I’m a morning person. If the morning goes my way. I wake up refreshed after plenty of sleep. Make myself some coffee. Take a few minutes to catch up on email and social media from overnight. Sit down to read my Bible. About an hour later, I’m ready to tackle the day.
My daughter loves mornings too. Her way. Wake up when she wants. Do some drawing or watch a few shows. She might actually be ready to get dressed and start the day a couple of hours later.
The mornings we get her off to school aren’t like that. Those days, mornings can be rough.
She gets on the bus at seven. I wake her up at the last possible second so she’ll get plenty of rest. We do nothing but the basics. And she only has one speed. Slow-and-steady.
This morning, on a whim, I did things a little differently. Instead of sending the dogs in to wake her up, I went into her room. I quietly laid down beside her and rubbed her back. I said:
“Good morning. God gave us such a sweet daughter.”
She reached her hand out and I gave it a gentle kiss.
“I love you mommy.”
My fingers traced the features of her face.

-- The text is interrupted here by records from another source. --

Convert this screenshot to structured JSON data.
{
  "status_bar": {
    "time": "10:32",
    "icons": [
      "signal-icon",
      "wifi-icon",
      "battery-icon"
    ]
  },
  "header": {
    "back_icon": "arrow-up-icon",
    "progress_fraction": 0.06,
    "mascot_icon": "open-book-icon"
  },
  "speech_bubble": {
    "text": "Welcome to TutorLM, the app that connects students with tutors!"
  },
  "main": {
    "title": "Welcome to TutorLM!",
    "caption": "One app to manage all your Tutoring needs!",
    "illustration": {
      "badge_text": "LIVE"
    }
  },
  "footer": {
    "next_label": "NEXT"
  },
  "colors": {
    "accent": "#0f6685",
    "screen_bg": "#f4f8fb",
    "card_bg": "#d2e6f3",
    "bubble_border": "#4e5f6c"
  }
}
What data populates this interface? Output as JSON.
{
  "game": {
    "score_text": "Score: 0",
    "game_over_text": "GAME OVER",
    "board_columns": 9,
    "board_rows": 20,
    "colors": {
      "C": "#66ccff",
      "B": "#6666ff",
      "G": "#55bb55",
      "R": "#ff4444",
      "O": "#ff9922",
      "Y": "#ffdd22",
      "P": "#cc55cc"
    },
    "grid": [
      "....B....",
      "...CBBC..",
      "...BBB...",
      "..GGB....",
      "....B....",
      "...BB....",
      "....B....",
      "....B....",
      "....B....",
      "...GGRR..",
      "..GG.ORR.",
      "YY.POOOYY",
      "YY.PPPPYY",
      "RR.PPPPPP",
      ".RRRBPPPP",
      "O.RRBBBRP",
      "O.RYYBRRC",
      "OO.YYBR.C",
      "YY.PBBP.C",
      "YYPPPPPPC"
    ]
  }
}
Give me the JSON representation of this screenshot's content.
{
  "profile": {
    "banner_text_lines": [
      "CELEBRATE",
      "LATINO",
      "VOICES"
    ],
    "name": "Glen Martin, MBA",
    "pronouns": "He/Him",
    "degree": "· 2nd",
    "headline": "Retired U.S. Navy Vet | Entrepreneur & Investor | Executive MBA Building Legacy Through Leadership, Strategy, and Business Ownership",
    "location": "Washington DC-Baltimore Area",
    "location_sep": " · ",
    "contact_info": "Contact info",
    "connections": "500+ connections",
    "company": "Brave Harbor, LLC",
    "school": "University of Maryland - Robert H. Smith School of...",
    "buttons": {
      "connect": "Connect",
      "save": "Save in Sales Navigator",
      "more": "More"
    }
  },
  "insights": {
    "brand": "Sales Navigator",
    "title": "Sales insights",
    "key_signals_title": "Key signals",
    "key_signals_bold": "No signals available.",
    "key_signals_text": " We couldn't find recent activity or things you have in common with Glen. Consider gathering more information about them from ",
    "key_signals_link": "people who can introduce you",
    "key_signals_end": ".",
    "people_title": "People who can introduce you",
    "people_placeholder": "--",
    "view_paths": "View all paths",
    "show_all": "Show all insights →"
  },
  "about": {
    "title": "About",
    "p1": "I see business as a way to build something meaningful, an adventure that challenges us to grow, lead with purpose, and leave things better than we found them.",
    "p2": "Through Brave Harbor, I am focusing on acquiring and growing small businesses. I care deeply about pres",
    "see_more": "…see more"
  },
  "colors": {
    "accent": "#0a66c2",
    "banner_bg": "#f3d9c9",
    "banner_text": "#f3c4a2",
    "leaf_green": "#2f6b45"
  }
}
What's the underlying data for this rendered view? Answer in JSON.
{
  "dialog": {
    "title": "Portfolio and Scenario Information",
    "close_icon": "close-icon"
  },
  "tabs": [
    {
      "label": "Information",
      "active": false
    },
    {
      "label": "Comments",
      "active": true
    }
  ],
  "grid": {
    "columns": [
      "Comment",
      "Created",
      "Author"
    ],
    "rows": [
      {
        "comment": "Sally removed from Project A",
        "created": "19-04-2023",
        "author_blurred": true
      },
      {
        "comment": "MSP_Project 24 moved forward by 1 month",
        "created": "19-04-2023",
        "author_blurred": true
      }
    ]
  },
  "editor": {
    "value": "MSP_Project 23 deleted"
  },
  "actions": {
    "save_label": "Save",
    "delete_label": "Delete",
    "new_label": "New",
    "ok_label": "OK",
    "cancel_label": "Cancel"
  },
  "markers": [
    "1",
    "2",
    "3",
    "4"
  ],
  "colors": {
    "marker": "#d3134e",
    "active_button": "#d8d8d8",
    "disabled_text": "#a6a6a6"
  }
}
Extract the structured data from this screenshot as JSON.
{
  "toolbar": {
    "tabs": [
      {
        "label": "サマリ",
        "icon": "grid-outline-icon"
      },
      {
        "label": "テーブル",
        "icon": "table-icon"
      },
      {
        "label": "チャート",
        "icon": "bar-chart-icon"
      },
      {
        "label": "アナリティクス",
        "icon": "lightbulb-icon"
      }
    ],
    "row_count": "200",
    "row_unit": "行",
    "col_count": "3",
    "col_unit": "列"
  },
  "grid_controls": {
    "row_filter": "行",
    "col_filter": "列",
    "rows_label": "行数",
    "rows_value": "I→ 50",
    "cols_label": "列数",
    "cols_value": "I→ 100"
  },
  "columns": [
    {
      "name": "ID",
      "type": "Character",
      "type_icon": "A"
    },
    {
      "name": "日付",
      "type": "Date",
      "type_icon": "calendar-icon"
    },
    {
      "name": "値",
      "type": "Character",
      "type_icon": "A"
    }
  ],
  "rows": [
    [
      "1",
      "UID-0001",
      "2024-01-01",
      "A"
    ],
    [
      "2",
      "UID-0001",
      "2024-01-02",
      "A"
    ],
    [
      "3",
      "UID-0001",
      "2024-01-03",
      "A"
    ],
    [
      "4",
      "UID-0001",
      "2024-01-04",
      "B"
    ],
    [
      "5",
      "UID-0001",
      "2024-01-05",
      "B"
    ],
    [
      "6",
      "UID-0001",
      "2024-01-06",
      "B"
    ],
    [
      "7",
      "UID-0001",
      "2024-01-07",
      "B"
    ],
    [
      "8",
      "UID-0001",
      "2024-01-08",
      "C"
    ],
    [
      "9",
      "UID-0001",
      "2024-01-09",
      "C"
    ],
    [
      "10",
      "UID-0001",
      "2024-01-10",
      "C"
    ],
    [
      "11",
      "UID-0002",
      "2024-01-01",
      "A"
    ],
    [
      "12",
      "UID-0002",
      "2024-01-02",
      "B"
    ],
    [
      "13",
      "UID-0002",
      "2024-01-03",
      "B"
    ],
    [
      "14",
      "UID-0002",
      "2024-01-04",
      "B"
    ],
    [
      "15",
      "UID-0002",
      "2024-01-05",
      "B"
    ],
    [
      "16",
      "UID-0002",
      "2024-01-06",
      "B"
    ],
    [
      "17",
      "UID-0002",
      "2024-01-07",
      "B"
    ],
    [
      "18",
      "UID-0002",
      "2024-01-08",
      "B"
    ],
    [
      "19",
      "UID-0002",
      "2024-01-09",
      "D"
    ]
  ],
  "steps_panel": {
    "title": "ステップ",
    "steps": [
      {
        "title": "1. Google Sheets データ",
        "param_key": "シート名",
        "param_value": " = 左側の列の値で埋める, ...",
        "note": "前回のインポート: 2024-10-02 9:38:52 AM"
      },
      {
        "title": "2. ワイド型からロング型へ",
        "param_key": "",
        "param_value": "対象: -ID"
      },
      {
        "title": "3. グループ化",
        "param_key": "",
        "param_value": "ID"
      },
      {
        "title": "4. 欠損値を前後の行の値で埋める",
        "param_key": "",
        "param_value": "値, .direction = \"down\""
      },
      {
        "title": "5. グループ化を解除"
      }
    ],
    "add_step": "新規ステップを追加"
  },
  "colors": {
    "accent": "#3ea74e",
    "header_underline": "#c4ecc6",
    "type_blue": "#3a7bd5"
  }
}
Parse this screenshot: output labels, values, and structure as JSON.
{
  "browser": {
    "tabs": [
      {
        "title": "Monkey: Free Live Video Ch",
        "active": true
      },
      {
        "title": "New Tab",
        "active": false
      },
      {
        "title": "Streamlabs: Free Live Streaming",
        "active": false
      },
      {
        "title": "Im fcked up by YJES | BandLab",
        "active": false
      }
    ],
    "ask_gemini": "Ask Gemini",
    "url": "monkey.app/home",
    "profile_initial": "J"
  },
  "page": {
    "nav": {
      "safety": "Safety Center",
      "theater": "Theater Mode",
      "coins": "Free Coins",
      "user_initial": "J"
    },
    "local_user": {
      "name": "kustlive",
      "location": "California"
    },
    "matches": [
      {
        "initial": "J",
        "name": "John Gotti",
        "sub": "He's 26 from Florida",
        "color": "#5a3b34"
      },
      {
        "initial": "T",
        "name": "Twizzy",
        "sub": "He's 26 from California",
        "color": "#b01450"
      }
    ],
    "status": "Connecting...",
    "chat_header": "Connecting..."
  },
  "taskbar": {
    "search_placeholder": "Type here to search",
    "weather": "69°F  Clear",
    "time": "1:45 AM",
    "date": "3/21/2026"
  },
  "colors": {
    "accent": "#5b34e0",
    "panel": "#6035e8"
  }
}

That not-so-little-any-more-face. In that instant, I tried to remember her as a baby. A toddler.
In that moment, I was grateful. That God chose me to be her mom.
The morning went so smoothly after that. She got right up and sat down to her breakfast. There wasn’t a hiccup in the whole routine. As we walked out the door, she said,
“Didn’t you like the way I got up today, Mom?”
I did! I’m so proud of her. Taking that extra moment to love on her first thing seemed to make a huge difference in the rest of the morning.
I forget that sometimes. When we force things to slow down, things get better. Count to ten before you yell. Get around early enough that you’re not pushing her out the door. Pick up a few toys with her instead of stomping around demanding that she get things organized - right now!
Because the years we have together are gifts. Memories in the making every day.
After she left, I felt compelled to pull out her photo album. The precious interaction in her bedroom had me filled to the brim with nostalgia.
There’s a saying we read on social media:
“Behind every great kid is a mom who’s pretty sure she’s screwing it up.”
I know a lot of moms. And I know a lot of great kids.
Take a lesson from me because I got this right today. Tell your children how much you love them. Rub their back. Praise their good qualities.
By and large, we’re not screwing it up.
I'm linking up today at The Grateful Heart with Ember Grey.